(Element data from apps and pages)

- Opening Delimiter -

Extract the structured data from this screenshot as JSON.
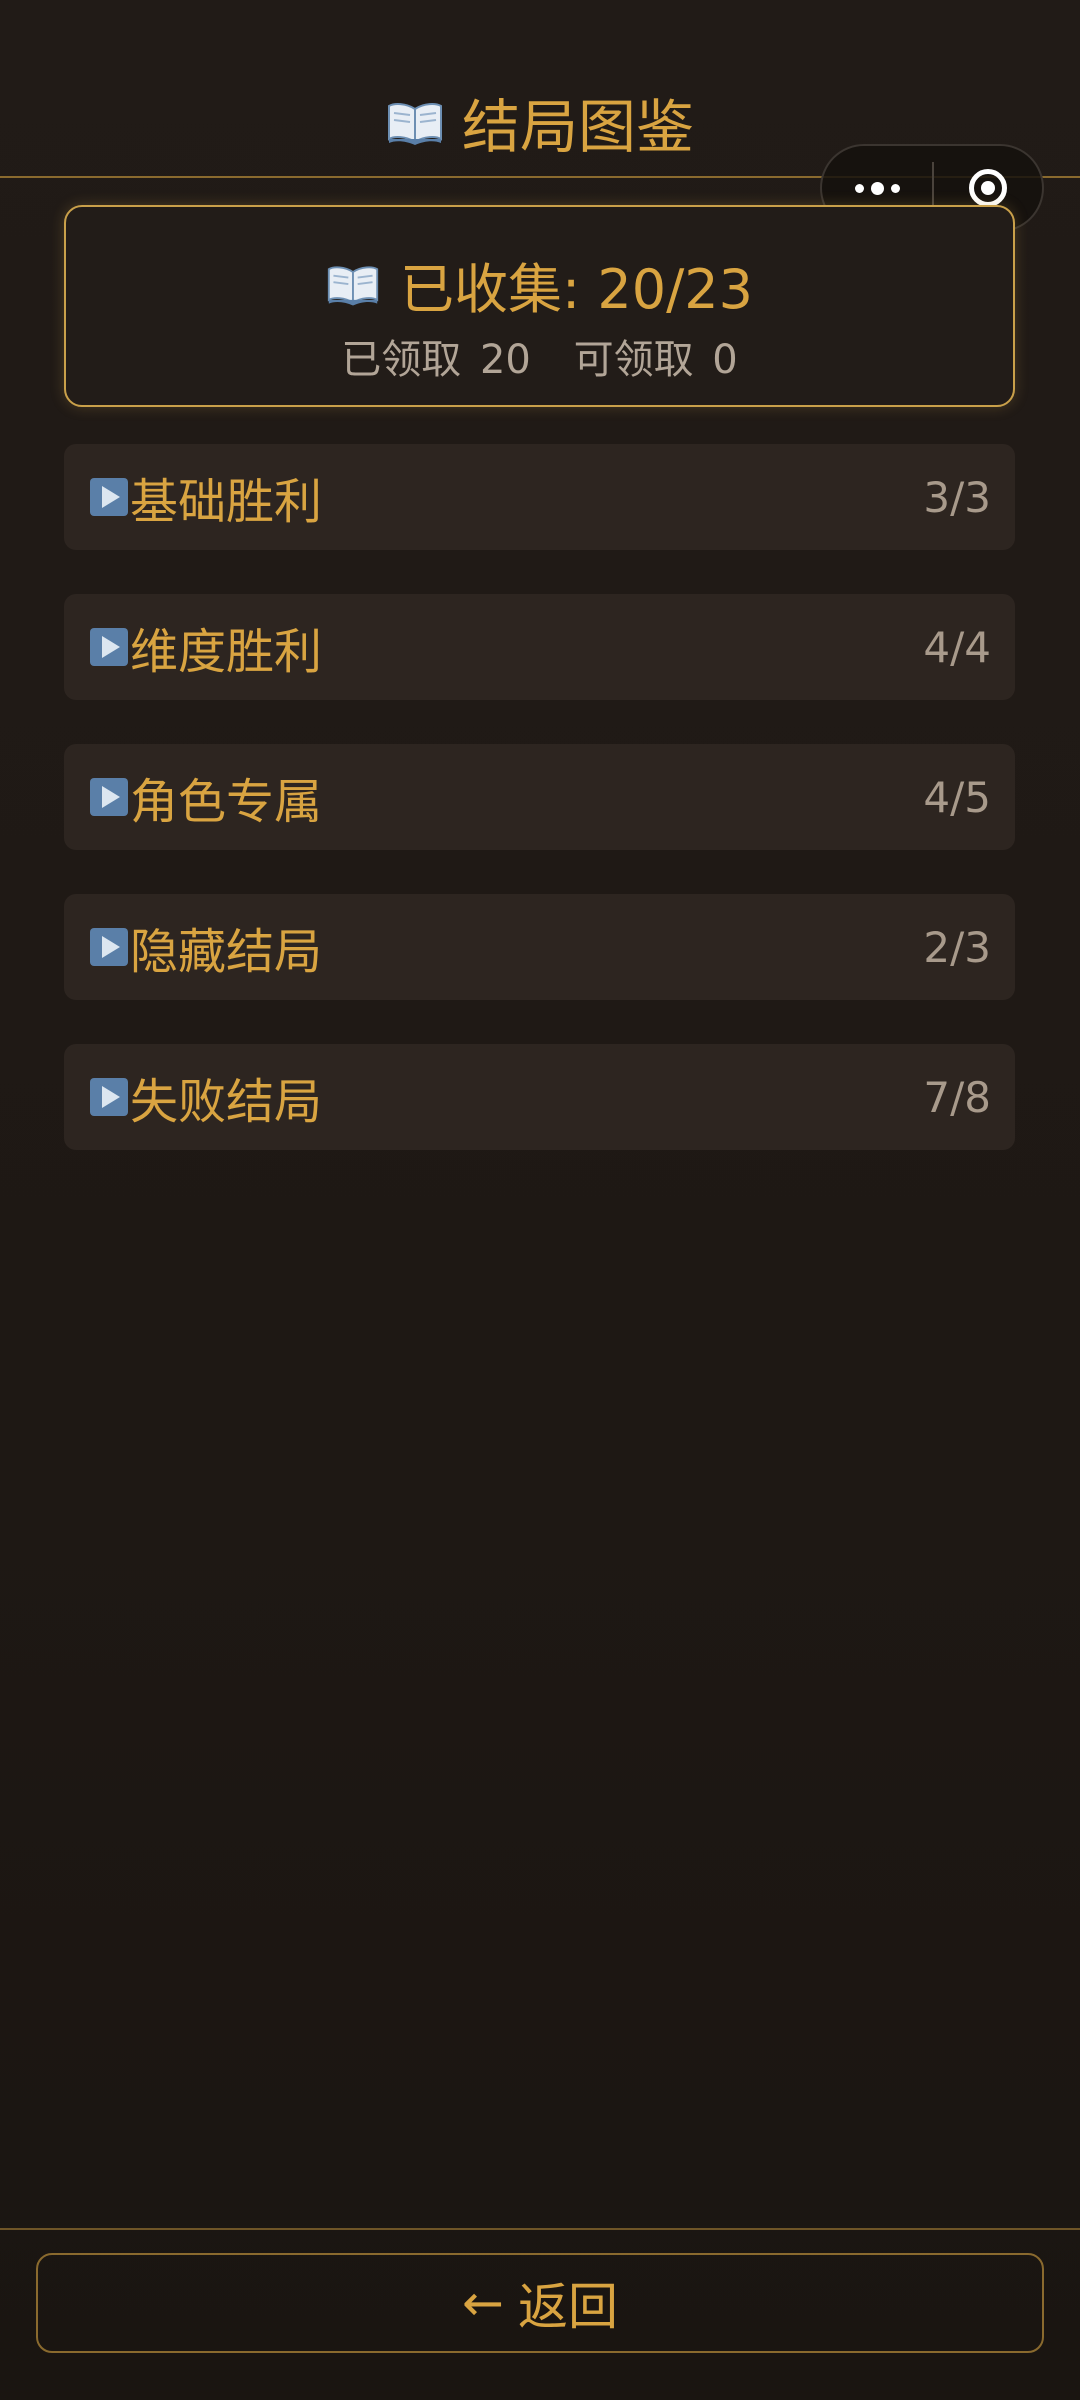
{
  "header": {
    "title": "结局图鉴",
    "icon": "open-book-icon"
  },
  "capsule": {
    "more_icon": "more-dots-icon",
    "close_icon": "target-circle-icon"
  },
  "summary": {
    "collected_label": "已收集: 20/23",
    "claimed_label": "已领取 20",
    "claimable_label": "可领取 0",
    "collected": 20,
    "total": 23
  },
  "categories": [
    {
      "label": "基础胜利",
      "count": "3/3",
      "icon": "play-icon"
    },
    {
      "label": "维度胜利",
      "count": "4/4",
      "icon": "play-icon"
    },
    {
      "label": "角色专属",
      "count": "4/5",
      "icon": "play-icon"
    },
    {
      "label": "隐藏结局",
      "count": "2/3",
      "icon": "play-icon"
    },
    {
      "label": "失败结局",
      "count": "7/8",
      "icon": "play-icon"
    }
  ],
  "footer": {
    "back_arrow": "←",
    "back_label": "返回"
  },
  "colors": {
    "accent": "#d9a441",
    "background": "#1e1814",
    "card": "#2d2520",
    "muted_text": "#a89a8b"
  }
}
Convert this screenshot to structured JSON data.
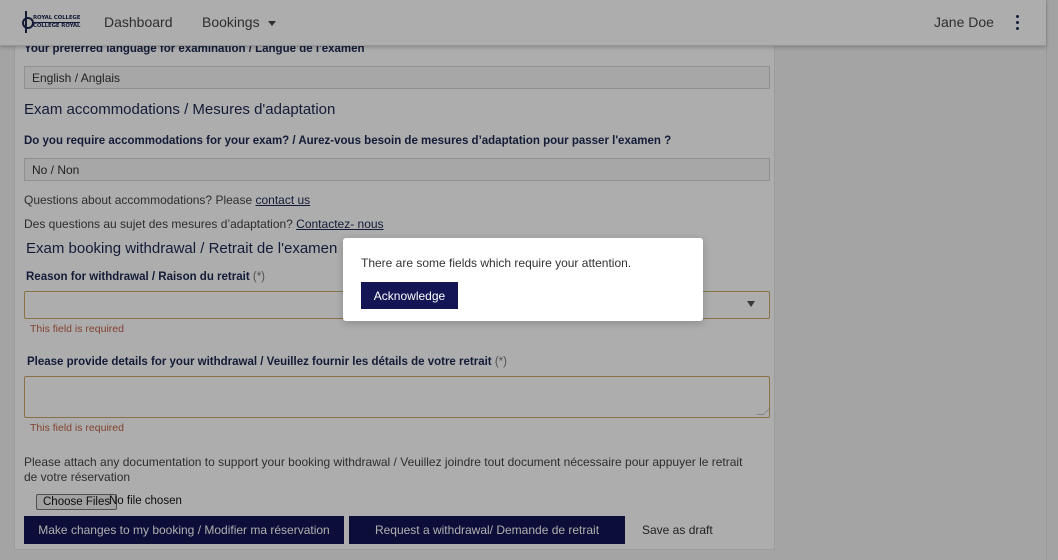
{
  "header": {
    "logo_line1": "ROYAL COLLEGE",
    "logo_line2": "COLLÈGE ROYAL",
    "nav": {
      "dashboard": "Dashboard",
      "bookings": "Bookings"
    },
    "user_name": "Jane Doe",
    "menu_icon": "kebab-menu-icon"
  },
  "form": {
    "language_label": "Your preferred language for examination / Langue de l'examen",
    "language_value": "English / Anglais",
    "accommodations_title": "Exam accommodations / Mesures d'adaptation",
    "accommodations_question": "Do you require accommodations for your exam? / Aurez-vous besoin de mesures d’adaptation pour passer l'examen ?",
    "accommodations_value": "No / Non",
    "help_en_text": "Questions about accommodations? Please ",
    "help_en_link": "contact us",
    "help_fr_text": "Des questions au sujet des mesures d’adaptation? ",
    "help_fr_link": "Contactez- nous",
    "withdrawal_title": "Exam booking withdrawal / Retrait de l'examen",
    "reason_label": "Reason for withdrawal / Raison du retrait",
    "required_marker": "(*)",
    "reason_error": "This field is required",
    "details_label": "Please provide details for your withdrawal / Veuillez fournir les détails de votre retrait",
    "details_error": "This field is required",
    "attach_text_line1": "Please attach any documentation to support your booking withdrawal   / Veuillez joindre tout document nécessaire pour appuyer le retrait",
    "attach_text_line2": "de votre réservation",
    "file_button": "Choose Files",
    "file_status": "No file chosen"
  },
  "actions": {
    "change_booking": "Make changes to my booking / Modifier ma réservation",
    "request_withdrawal": "Request a withdrawal/ Demande de retrait",
    "save_draft": "Save as draft"
  },
  "modal": {
    "message": "There are some fields which require your attention.",
    "button": "Acknowledge"
  },
  "colors": {
    "primary": "#131554",
    "heading": "#1d2951",
    "error": "#c0624a",
    "error_border": "#c8a86b"
  }
}
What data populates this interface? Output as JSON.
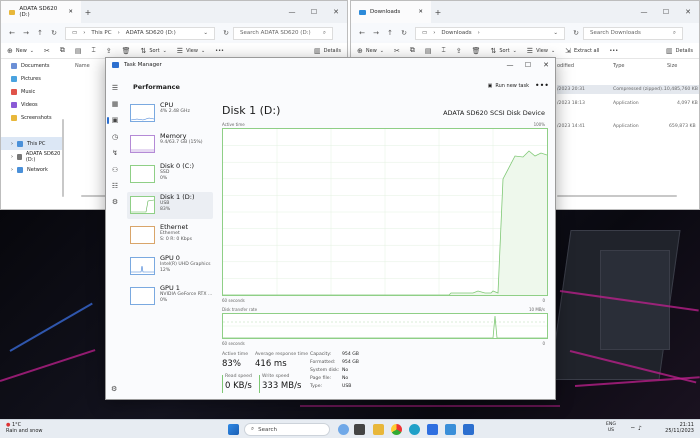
{
  "explorer_left": {
    "tab_title": "ADATA SD620 (D:)",
    "breadcrumb": [
      "This PC",
      "ADATA SD620 (D:)"
    ],
    "search_placeholder": "Search ADATA SD620 (D:)",
    "new_label": "New",
    "sort_label": "Sort",
    "view_label": "View",
    "details_label": "Details",
    "more_label": "•••",
    "column_name": "Name",
    "nav_items": [
      {
        "label": "Documents",
        "color": "#6b8fd6"
      },
      {
        "label": "Pictures",
        "color": "#4aa3e0"
      },
      {
        "label": "Music",
        "color": "#e0534a"
      },
      {
        "label": "Videos",
        "color": "#8a5ad6"
      },
      {
        "label": "Screenshots",
        "color": "#e8b73a"
      },
      {
        "label": "This PC",
        "color": "#4a90d9"
      },
      {
        "label": "ADATA SD620 (D:)",
        "color": "#777777"
      },
      {
        "label": "Network",
        "color": "#4a90d9"
      }
    ]
  },
  "explorer_right": {
    "tab_title": "Downloads",
    "breadcrumb": [
      "Downloads"
    ],
    "search_placeholder": "Search Downloads",
    "new_label": "New",
    "sort_label": "Sort",
    "view_label": "View",
    "extract_label": "Extract all",
    "details_label": "Details",
    "more_label": "•••",
    "columns": [
      "odified",
      "Type",
      "Size"
    ],
    "rows": [
      {
        "modified": "/2023 20:31",
        "type": "Compressed (zipped)...",
        "size": "10,485,760 KB"
      },
      {
        "modified": "/2023 18:13",
        "type": "Application",
        "size": "4,097 KB"
      },
      {
        "modified": "/2023 14:41",
        "type": "Application",
        "size": "659,873 KB"
      }
    ]
  },
  "taskmgr": {
    "title": "Task Manager",
    "section": "Performance",
    "run_new_task": "Run new task",
    "more": "•••",
    "devices": [
      {
        "name": "CPU",
        "sub1": "4%  2.48 GHz",
        "sub2": ""
      },
      {
        "name": "Memory",
        "sub1": "9.4/63.7 GB (15%)",
        "sub2": ""
      },
      {
        "name": "Disk 0 (C:)",
        "sub1": "SSD",
        "sub2": "0%"
      },
      {
        "name": "Disk 1 (D:)",
        "sub1": "USB",
        "sub2": "83%"
      },
      {
        "name": "Ethernet",
        "sub1": "Ethernet",
        "sub2": "S: 0  R: 0 Kbps"
      },
      {
        "name": "GPU 0",
        "sub1": "Intel(R) UHD Graphics",
        "sub2": "12%"
      },
      {
        "name": "GPU 1",
        "sub1": "NVIDIA GeForce RTX ...",
        "sub2": "0%"
      }
    ],
    "detail": {
      "title": "Disk 1 (D:)",
      "model": "ADATA SD620 SCSI Disk Device",
      "active_time_label": "Active time",
      "active_time_max": "100%",
      "graph1_left": "60 seconds",
      "graph1_right": "0",
      "transfer_label": "Disk transfer rate",
      "transfer_max": "10 MB/s",
      "transfer_marker": "7 MB/s",
      "graph2_left": "60 seconds",
      "graph2_right": "0",
      "active_time_percent": 83,
      "response_time": "416 ms",
      "read_speed": "0 KB/s",
      "write_speed": "333 MB/s",
      "labels": {
        "active_time": "Active time",
        "avg_response": "Average response time",
        "read_speed": "Read speed",
        "write_speed": "Write speed"
      },
      "active_time_value": "83%",
      "props": [
        {
          "key": "Capacity:",
          "value": "954 GB"
        },
        {
          "key": "Formatted:",
          "value": "954 GB"
        },
        {
          "key": "System disk:",
          "value": "No"
        },
        {
          "key": "Page file:",
          "value": "No"
        },
        {
          "key": "Type:",
          "value": "USB"
        }
      ]
    }
  },
  "taskbar": {
    "weather_temp": "1°C",
    "weather_desc": "Rain and snow",
    "search_label": "Search",
    "lang_1": "ENG",
    "lang_2": "US",
    "time": "21:11",
    "date": "25/11/2023"
  }
}
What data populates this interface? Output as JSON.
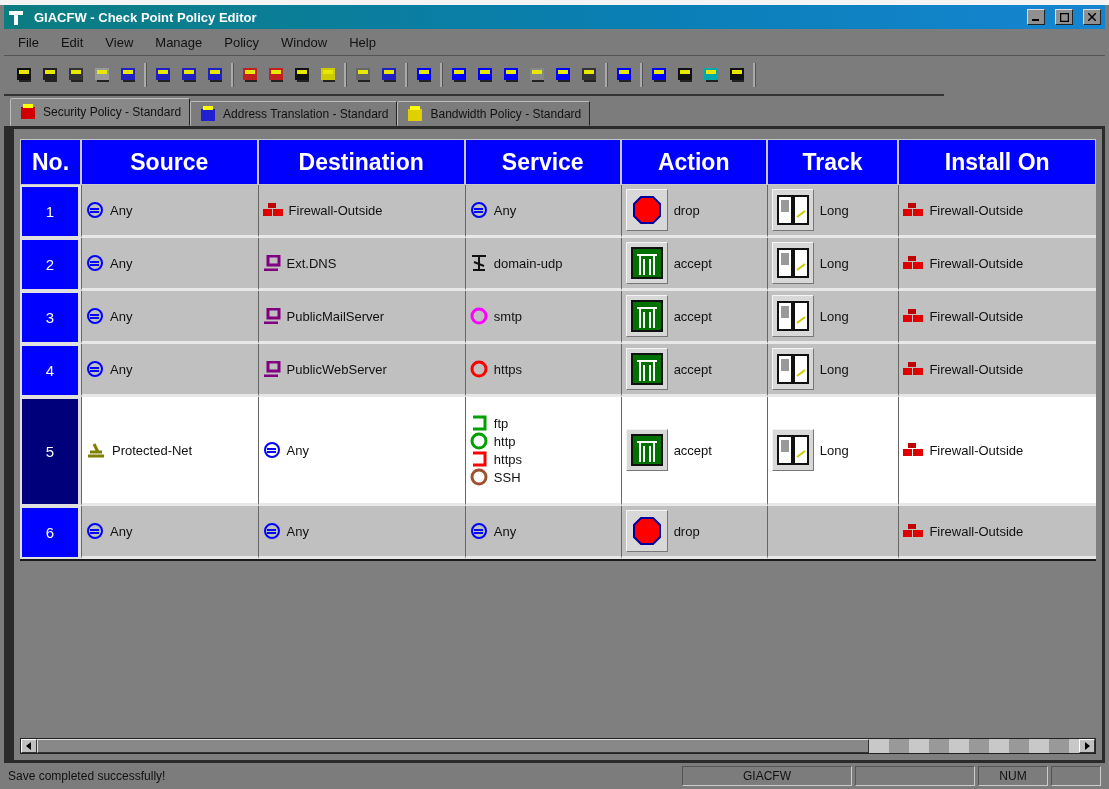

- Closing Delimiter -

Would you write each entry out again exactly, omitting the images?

Extract the structured data from this screenshot as JSON.
{
  "header": {
    "title": "结局图鉴",
    "icon": "open-book-icon"
  },
  "capsule": {
    "more_icon": "more-dots-icon",
    "close_icon": "target-circle-icon"
  },
  "summary": {
    "collected_label": "已收集: 20/23",
    "claimed_label": "已领取 20",
    "claimable_label": "可领取 0",
    "collected": 20,
    "total": 23
  },
  "categories": [
    {
      "label": "基础胜利",
      "count": "3/3",
      "icon": "play-icon"
    },
    {
      "label": "维度胜利",
      "count": "4/4",
      "icon": "play-icon"
    },
    {
      "label": "角色专属",
      "count": "4/5",
      "icon": "play-icon"
    },
    {
      "label": "隐藏结局",
      "count": "2/3",
      "icon": "play-icon"
    },
    {
      "label": "失败结局",
      "count": "7/8",
      "icon": "play-icon"
    }
  ],
  "footer": {
    "back_arrow": "←",
    "back_label": "返回"
  },
  "colors": {
    "accent": "#d9a441",
    "background": "#1e1814",
    "card": "#2d2520",
    "muted_text": "#a89a8b"
  }
}
Convert this screenshot to structured JSON data.
{
  "header": {
    "logo_line1": "ROYAL COLLEGE",
    "logo_line2": "COLLÈGE ROYAL",
    "nav": {
      "dashboard": "Dashboard",
      "bookings": "Bookings"
    },
    "user_name": "Jane Doe",
    "menu_icon": "kebab-menu-icon"
  },
  "form": {
    "language_label": "Your preferred language for examination / Langue de l'examen",
    "language_value": "English / Anglais",
    "accommodations_title": "Exam accommodations / Mesures d'adaptation",
    "accommodations_question": "Do you require accommodations for your exam? / Aurez-vous besoin de mesures d’adaptation pour passer l'examen ?",
    "accommodations_value": "No / Non",
    "help_en_text": "Questions about accommodations? Please ",
    "help_en_link": "contact us",
    "help_fr_text": "Des questions au sujet des mesures d’adaptation? ",
    "help_fr_link": "Contactez- nous",
    "withdrawal_title": "Exam booking withdrawal / Retrait de l'examen",
    "reason_label": "Reason for withdrawal / Raison du retrait",
    "required_marker": "(*)",
    "reason_error": "This field is required",
    "details_label": "Please provide details for your withdrawal / Veuillez fournir les détails de votre retrait",
    "details_error": "This field is required",
    "attach_text_line1": "Please attach any documentation to support your booking withdrawal   / Veuillez joindre tout document nécessaire pour appuyer le retrait",
    "attach_text_line2": "de votre réservation",
    "file_button": "Choose Files",
    "file_status": "No file chosen"
  },
  "actions": {
    "change_booking": "Make changes to my booking / Modifier ma réservation",
    "request_withdrawal": "Request a withdrawal/ Demande de retrait",
    "save_draft": "Save as draft"
  },
  "modal": {
    "message": "There are some fields which require your attention.",
    "button": "Acknowledge"
  },
  "colors": {
    "primary": "#131554",
    "heading": "#1d2951",
    "error": "#c0624a",
    "error_border": "#c8a86b"
  }
}
What data populates this interface? Output as JSON.
{
  "explorer_left": {
    "tab_title": "ADATA SD620 (D:)",
    "breadcrumb": [
      "This PC",
      "ADATA SD620 (D:)"
    ],
    "search_placeholder": "Search ADATA SD620 (D:)",
    "new_label": "New",
    "sort_label": "Sort",
    "view_label": "View",
    "details_label": "Details",
    "more_label": "•••",
    "column_name": "Name",
    "nav_items": [
      {
        "label": "Documents",
        "color": "#6b8fd6"
      },
      {
        "label": "Pictures",
        "color": "#4aa3e0"
      },
      {
        "label": "Music",
        "color": "#e0534a"
      },
      {
        "label": "Videos",
        "color": "#8a5ad6"
      },
      {
        "label": "Screenshots",
        "color": "#e8b73a"
      },
      {
        "label": "This PC",
        "color": "#4a90d9"
      },
      {
        "label": "ADATA SD620 (D:)",
        "color": "#777777"
      },
      {
        "label": "Network",
        "color": "#4a90d9"
      }
    ]
  },
  "explorer_right": {
    "tab_title": "Downloads",
    "breadcrumb": [
      "Downloads"
    ],
    "search_placeholder": "Search Downloads",
    "new_label": "New",
    "sort_label": "Sort",
    "view_label": "View",
    "extract_label": "Extract all",
    "details_label": "Details",
    "more_label": "•••",
    "columns": [
      "odified",
      "Type",
      "Size"
    ],
    "rows": [
      {
        "modified": "/2023 20:31",
        "type": "Compressed (zipped)...",
        "size": "10,485,760 KB"
      },
      {
        "modified": "/2023 18:13",
        "type": "Application",
        "size": "4,097 KB"
      },
      {
        "modified": "/2023 14:41",
        "type": "Application",
        "size": "659,873 KB"
      }
    ]
  },
  "taskmgr": {
    "title": "Task Manager",
    "section": "Performance",
    "run_new_task": "Run new task",
    "more": "•••",
    "devices": [
      {
        "name": "CPU",
        "sub1": "4%  2.48 GHz",
        "sub2": ""
      },
      {
        "name": "Memory",
        "sub1": "9.4/63.7 GB (15%)",
        "sub2": ""
      },
      {
        "name": "Disk 0 (C:)",
        "sub1": "SSD",
        "sub2": "0%"
      },
      {
        "name": "Disk 1 (D:)",
        "sub1": "USB",
        "sub2": "83%"
      },
      {
        "name": "Ethernet",
        "sub1": "Ethernet",
        "sub2": "S: 0  R: 0 Kbps"
      },
      {
        "name": "GPU 0",
        "sub1": "Intel(R) UHD Graphics",
        "sub2": "12%"
      },
      {
        "name": "GPU 1",
        "sub1": "NVIDIA GeForce RTX ...",
        "sub2": "0%"
      }
    ],
    "detail": {
      "title": "Disk 1 (D:)",
      "model": "ADATA SD620 SCSI Disk Device",
      "active_time_label": "Active time",
      "active_time_max": "100%",
      "graph1_left": "60 seconds",
      "graph1_right": "0",
      "transfer_label": "Disk transfer rate",
      "transfer_max": "10 MB/s",
      "transfer_marker": "7 MB/s",
      "graph2_left": "60 seconds",
      "graph2_right": "0",
      "active_time_percent": 83,
      "response_time": "416 ms",
      "read_speed": "0 KB/s",
      "write_speed": "333 MB/s",
      "labels": {
        "active_time": "Active time",
        "avg_response": "Average response time",
        "read_speed": "Read speed",
        "write_speed": "Write speed"
      },
      "active_time_value": "83%",
      "props": [
        {
          "key": "Capacity:",
          "value": "954 GB"
        },
        {
          "key": "Formatted:",
          "value": "954 GB"
        },
        {
          "key": "System disk:",
          "value": "No"
        },
        {
          "key": "Page file:",
          "value": "No"
        },
        {
          "key": "Type:",
          "value": "USB"
        }
      ]
    }
  },
  "taskbar": {
    "weather_temp": "1°C",
    "weather_desc": "Rain and snow",
    "search_label": "Search",
    "lang_1": "ENG",
    "lang_2": "US",
    "time": "21:11",
    "date": "25/11/2023"
  }
}
What data populates this interface? Output as JSON.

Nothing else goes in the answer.